- 2. Alberto Sbacchi, Ethiopia Under Mussolini, (London: Zed Books, Ltd., 1985), xix.
- 3. Sbacchi, Ethiopia Under Mussolini, xix.
- 4. Benito Mussolini quoted in BrainyQuote. 26 Feb 2002.
- 5. Sbacchi, Ethiopia Under Mussolini, 8.
- 6. Sbacchi, Ethiopia Under Mussolini, xix.
- 7. James C. Robertson, “The Origins of British Opposition to Mussolini over Ethiopia,” Journal of British Studies 9, No. 1 (1969): 122.
- 8. Pietro Badoglio, Italy in the Second World War. (New York: Oxford University Press, 1948), 2.
- 9. Sbacchi, Ethiopia Under Mussolini, 17.
- 10. Sbacchi, Ethiopia Under Mussolini, xx.

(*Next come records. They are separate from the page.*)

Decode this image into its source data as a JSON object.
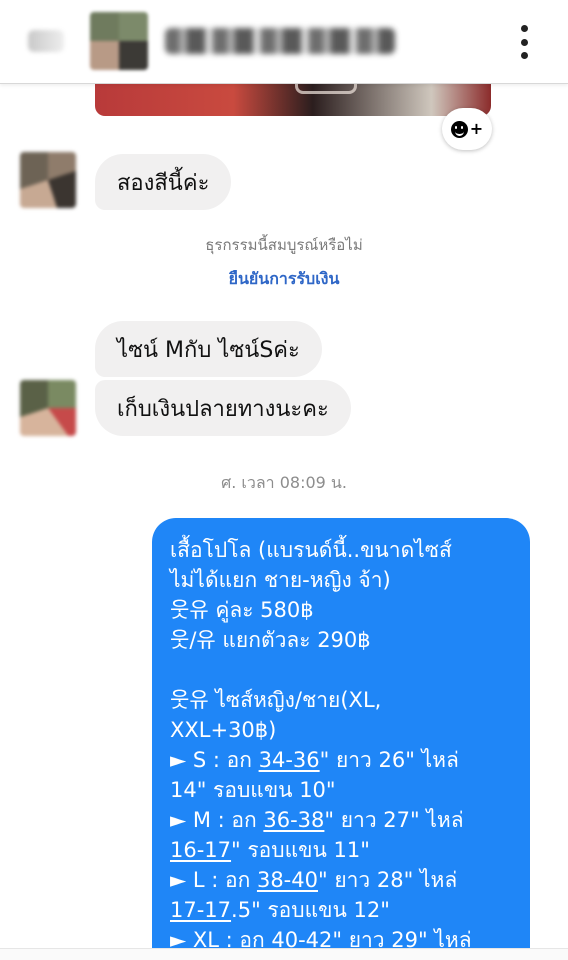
{
  "header": {
    "back_icon": "back-arrow-icon",
    "menu_icon": "more-vert-icon"
  },
  "thread": {
    "m1": "สองสีนี้ค่ะ",
    "system_question": "ธุรกรรมนี้สมบูรณ์หรือไม่",
    "system_link": "ยืนยันการรับเงิน",
    "m2": "ไซน์ Mกับ ไซน์Sค่ะ",
    "m3": "เก็บเงินปลายทางนะคะ",
    "timestamp": "ศ. เวลา 08:09 น."
  },
  "outgoing": {
    "l1": "เสื้อโปโล  (แบรนด์นี้..ขนาดไซส์",
    "l2": "ไม่ได้แยก ชาย-หญิง จ้า)",
    "l3": "웃유 คู่ละ 580฿",
    "l4": "웃/유 แยกตัวละ 290฿",
    "l6": "웃유 ไซส์หญิง/ชาย(XL,",
    "l7": "XXL+30฿)",
    "s_pre": "► S : อก ",
    "s_chest": "34-36",
    "s_post": "\" ยาว 26\" ไหล่",
    "s_line2": "14\" รอบแขน 10\"",
    "m_pre": "► M : อก ",
    "m_chest": "36-38",
    "m_post": "\" ยาว 27\" ไหล่",
    "m_shoulder": "16-17",
    "m_line2": "\" รอบแขน 11\"",
    "l_pre": "► L : อก ",
    "l_chest": "38-40",
    "l_post": "\" ยาว 28\" ไหล่",
    "l_shoulder": "17-17",
    "l_line2": ".5\" รอบแขน 12\"",
    "xl_pre": "► XL : อก ",
    "xl_chest": "40-42",
    "xl_post": "\" ยาว 29\" ไหล่"
  },
  "colors": {
    "outgoing_bubble": "#1f86f7",
    "incoming_bubble": "#f1f0f0",
    "link": "#2f67c7"
  }
}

- 11. Telegram from the Ethiopian Government dated December 18, 1934, Official Journal, February 1935, page 249.
- 12. Quincy Wright, “The Test of Aggression in the Italo-Ethiopian War,” American Journal of International Law 29 (1935): 52.
- 13. Wright, 53.
- 14. Sbacchi, Ethiopia Under Mussolini, xviii.